Early on, Bunnell insisted that handling the complete care of the upper extremity required a multidisciplinary approach. At its founding and since, the ASSH has welcomed and admitted for membership orthopaedic, plastic and general surgeons. However, over the years, its membership has been predominantly composed of orthopaedic surgeons.
ASSH remained a small society for 25 years. Except for the founding members and the 22 members admitted in 1948, no more than 11 members were admitted in any year. However, the interest in hand surgery was growing rapidly and fellowships based mostly on a preceptor model further encouraged this interest. By the late 1960's, many well-qualified surgeons were clamoring for admission.
Two things happened in response. In 1970, the American Association for Hand Surgery (AAHS) was established, predominated by plastic surgeons. Second, ASSH began to admit more members. In 1971, 41 new members were admitted and this number has continued to grow over the years.
ASSH members have always been keenly interested in educating physicians at all levels of expertise about the care and treatment of hand problems. Starting in the late 60's and early 70's, seminars were frequently given throughout the United States. Because JBJS did not have space to publish the large number of written and presented papers, the ASSH found the need for a new avenue for publication. During his presidency (1975-1976), Adrian E. Flatt, MD and the ASSH Council, after considerable discussion, founded the Journal of Hand Surgery.
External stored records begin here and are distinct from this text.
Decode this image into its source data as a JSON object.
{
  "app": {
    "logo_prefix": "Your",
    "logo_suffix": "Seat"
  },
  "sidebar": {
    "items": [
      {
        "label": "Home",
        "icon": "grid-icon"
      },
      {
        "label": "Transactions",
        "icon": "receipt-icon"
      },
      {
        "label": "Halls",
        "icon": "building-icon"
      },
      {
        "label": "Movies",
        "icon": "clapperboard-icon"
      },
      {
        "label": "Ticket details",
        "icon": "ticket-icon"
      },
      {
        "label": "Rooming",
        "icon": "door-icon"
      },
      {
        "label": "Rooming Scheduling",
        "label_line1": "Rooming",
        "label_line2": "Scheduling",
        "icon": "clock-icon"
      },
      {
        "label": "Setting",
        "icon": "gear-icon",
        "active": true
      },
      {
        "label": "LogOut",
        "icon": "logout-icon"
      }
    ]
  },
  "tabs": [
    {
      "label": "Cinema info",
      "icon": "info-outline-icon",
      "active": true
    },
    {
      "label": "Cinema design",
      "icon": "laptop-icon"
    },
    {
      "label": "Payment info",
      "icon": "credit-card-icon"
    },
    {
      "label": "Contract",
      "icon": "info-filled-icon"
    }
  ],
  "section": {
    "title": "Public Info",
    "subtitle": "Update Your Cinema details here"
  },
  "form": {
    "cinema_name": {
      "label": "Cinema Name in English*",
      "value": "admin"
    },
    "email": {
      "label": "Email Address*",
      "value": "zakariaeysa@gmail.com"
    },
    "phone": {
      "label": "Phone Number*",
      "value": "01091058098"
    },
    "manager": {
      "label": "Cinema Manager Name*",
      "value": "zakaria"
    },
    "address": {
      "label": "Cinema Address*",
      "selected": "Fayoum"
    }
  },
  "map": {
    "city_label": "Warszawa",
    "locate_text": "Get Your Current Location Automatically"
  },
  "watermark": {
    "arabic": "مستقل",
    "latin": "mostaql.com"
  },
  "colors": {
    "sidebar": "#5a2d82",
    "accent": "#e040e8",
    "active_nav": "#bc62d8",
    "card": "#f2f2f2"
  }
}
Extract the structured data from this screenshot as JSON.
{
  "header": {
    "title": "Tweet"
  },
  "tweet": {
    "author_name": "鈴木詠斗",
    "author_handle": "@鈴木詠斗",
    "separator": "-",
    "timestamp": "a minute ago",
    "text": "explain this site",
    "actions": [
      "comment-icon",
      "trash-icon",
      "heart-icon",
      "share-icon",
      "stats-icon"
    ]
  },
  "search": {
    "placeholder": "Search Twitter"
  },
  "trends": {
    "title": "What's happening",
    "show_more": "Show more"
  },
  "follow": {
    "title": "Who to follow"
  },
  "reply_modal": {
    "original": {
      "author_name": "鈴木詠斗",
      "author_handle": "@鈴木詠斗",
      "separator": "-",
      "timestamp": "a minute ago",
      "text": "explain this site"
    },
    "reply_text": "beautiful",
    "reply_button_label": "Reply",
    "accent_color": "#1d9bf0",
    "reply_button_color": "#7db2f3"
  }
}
Dr. Boyes was named its first editor.
The logistics of meeting in conjunction with the AAOS became strained as other organizations developed similar relationship with the AAOS and the numbers of persons attending the meetings grew. ASSH leadership decided in the mid 1980's that ASSH had reached a stand-alone status. The last meeting to be held in conjunction with the AAOS was in New Orleans in February 1986. The time of the ASSH Annual Meeting was then changed to the early fall and the first solo meeting was held in San Antonio, TX in September 1987. Meeting attendance remained steady and even grew.
Also in the year 1987, the American Foundation for Surgery of the Hand
(AFSH) was founded. This 501(c) 3 organization (a federal tax designation) allows for the collection of funds with a tax deduction to the donor. Since its inception, AFSH has granted over $2.4 million in hand-related research and education.
Because of the tri-specialty nature of hand surgery, there developed a perceived need for a common credential to establish the specialty of hand surgery. This effort was spearheaded by George E. Omer, MD, an orthopaedist and ASSH president in 1978-79. By using a great deal of persuasive diplomacy with the American Board of Surgery
, American Board of Orthopaedic Surgery,
and American Board of Plastic Surgery,
Dr. Omer established a certificate of added qualification (CAQ) in hand surgery. The first qualifying exam was given in 1989 (there was no grandfathering). The physician’s parent board issues the certificate after the candidate passes the examination and meets certain qualifying criteria. It is good for 10 years. A CAQ -- now called the Subspecialty Certificate in Surgery of the Hand -- is necessary for Active Membership in ASSH.